The problem, apparently, was not the radio message but the Finn's unpaid salary. And Räikkönen has threatened to go on strike for the remainder of the season if he does not get his money.

On Saturday in qualifying, Raikkonen's week went from bad to worse. After qualifying fifth, he was disqualified when it was discovered that his car's floor was more flexible than the regulations allow. This meant that he would have to start from the back of the grid.

While it would have been entertaining to see the Iceman carve his way through the field from last place, we never got a chance. Räikkönen's Abu Dhabi Grand Prix ended with a broken suspension as he was battling with Giedo van der Garde's Caterham into the first corner.

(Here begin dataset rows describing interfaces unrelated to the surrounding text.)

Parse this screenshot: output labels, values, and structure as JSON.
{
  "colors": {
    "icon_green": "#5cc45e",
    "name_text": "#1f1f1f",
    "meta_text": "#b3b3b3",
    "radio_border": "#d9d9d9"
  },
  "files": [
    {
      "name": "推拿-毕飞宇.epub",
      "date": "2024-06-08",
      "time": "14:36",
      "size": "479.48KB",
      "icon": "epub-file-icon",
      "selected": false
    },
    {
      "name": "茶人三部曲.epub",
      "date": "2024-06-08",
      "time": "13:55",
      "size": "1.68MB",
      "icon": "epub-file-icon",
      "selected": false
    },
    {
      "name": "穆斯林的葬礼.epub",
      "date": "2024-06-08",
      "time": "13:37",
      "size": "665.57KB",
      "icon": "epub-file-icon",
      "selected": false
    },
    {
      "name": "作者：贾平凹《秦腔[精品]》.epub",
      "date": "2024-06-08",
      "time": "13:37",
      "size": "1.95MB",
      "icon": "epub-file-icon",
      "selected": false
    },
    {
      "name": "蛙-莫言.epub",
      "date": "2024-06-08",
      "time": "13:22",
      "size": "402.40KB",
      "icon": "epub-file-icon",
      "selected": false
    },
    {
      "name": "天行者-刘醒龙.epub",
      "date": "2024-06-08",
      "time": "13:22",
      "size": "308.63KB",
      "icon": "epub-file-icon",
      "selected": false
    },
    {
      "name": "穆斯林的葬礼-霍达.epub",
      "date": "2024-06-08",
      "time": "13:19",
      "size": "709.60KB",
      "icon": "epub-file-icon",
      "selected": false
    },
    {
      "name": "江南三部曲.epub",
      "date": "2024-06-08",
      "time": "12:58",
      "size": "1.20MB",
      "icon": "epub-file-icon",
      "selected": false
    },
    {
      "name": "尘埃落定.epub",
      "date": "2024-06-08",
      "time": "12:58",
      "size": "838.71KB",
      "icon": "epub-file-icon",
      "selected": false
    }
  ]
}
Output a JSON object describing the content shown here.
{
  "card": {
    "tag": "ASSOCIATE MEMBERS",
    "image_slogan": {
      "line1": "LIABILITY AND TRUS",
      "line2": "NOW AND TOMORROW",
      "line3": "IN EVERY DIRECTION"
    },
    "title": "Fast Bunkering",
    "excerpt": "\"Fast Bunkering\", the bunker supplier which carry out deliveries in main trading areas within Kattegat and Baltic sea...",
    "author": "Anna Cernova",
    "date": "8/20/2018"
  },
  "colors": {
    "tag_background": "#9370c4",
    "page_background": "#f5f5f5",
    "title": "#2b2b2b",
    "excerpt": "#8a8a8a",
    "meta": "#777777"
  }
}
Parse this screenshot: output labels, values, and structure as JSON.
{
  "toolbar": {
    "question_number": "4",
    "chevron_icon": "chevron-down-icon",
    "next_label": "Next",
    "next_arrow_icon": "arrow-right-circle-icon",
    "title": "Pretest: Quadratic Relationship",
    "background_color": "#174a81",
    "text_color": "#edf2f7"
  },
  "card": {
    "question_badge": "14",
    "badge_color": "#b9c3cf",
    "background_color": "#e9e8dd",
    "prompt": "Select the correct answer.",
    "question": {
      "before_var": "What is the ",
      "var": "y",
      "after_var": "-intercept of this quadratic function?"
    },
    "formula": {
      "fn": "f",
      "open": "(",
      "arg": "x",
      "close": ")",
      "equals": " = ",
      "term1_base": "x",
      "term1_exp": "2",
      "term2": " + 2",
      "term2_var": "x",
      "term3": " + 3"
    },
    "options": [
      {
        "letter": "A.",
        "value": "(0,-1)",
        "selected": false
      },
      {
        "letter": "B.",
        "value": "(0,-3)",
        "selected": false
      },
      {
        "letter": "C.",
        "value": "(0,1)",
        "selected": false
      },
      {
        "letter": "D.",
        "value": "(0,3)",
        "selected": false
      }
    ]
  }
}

Before the race, the BBC's Ben Edwards and David Coulthard were discussing whether Raikkonen should have started from the pit lane, rather than the back of the grid, which would have allowed him to avoid any first-corner incidents. He chose not to and, prior to driving himself away from the circuit, confirmed that he thought this was the correct decision, despite the early end to his race.

Going forward, it seems highly unlikely that Raikkonen will skip the remaining grands prix in the United States and Brazil, if for no other reason than his love of racing. However, this week has no doubt left a bitter taste in his mouth.  

With Sebastian Vettel taking his seventh win in a row in Abu Dhabi, Raikkonen may have to wait until next season, when he will have Ferrari power beneath him, to cleanse that bitterness with his next grand prix win.